Read it all.
Ari Blaff: Civil-Rights-Discrimination Complaints More Than Doubled for the Education Department in 2022
There was a time when complaints to the government over “civil rights” and “discrimination” usually came from the Left. Ari Blaff at National Review reports, however, that in 2022, such complaints at the Department of Education doubled from the prior year and at least part of the reason is a shift in strategy by conservative groups.
Statistics released by the Department of Education reveal that the Office for Civil Rights received a record-breaking number of discrimination complaints in the last fiscal year, between October 2021 and September 2022.
During this period, the federal agency logged roughly 19,000 complaints, doubling the number received during the previous fiscal year and shattering the 16,000 cases registered back in 2016, the New York Times reports.
[ . . . ]
While many complaints focused on hate crimes and some were related to certain high-profile cases in Arizona and Iowa, the majority of discrimination complaints came from students with disabilities. Indeed, an analysis of over two decades of Education Department data indicates that disabled students are the largest claimant group, according to EducationWeek.
Additionally, left-leaning civil-rights groups such as the Leadership Conference on Civil and Human Rights, the NAACP, and the Legal Defense Fund have used civil-rights-discrimination suits to challenge educational institutions for failing to uphold inclusive learning environments. In particular, former president Donald Trump’s appeals for creating a “1776 Commission” and molding a “patriotic education” system galvanized many of these organizations’ activities.

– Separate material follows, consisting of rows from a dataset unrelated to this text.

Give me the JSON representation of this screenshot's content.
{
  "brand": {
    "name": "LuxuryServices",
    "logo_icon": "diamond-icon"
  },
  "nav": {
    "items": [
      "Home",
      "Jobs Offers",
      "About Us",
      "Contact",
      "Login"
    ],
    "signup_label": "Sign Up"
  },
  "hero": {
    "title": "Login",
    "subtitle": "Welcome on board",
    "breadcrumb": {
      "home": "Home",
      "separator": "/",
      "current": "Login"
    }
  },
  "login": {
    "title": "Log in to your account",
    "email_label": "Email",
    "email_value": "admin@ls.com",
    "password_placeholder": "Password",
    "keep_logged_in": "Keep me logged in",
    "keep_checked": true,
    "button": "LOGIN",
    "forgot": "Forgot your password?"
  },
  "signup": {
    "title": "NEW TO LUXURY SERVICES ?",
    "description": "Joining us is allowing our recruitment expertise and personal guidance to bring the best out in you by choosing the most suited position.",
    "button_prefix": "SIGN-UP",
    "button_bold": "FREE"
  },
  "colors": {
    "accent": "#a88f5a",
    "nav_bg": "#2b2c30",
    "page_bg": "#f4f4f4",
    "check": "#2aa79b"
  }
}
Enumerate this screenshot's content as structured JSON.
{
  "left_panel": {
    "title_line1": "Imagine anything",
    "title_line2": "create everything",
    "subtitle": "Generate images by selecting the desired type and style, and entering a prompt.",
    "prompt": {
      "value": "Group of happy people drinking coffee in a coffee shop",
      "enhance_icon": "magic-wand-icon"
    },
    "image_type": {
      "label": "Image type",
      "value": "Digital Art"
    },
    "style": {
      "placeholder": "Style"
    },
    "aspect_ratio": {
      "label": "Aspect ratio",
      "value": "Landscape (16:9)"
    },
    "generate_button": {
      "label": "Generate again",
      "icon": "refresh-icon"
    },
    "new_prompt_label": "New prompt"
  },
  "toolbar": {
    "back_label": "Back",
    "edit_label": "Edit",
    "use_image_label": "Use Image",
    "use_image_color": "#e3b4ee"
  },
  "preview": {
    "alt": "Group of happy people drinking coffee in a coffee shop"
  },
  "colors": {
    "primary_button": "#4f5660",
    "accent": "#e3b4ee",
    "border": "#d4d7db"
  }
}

More recently, conservative nonprofits have adopted a similar approach. With the 1619 Project’s growing popularity, and the seeping of identity politics into elementary education, conservatives have begun to turn to the Education Department’s complaint mechanism as a means of challenging the cultural zeitgeist.
Read it all here.
Jesse Singal on the continuing decline of the ACLU:
And via the Foundation for Individual Rights & Expression, who among us had “scavenger hunts” on a list of mental health threats?
And finally, also via the Foundation for Individual Rights & Expression, some (lowercase) common sense from Thomas Paine for the new year: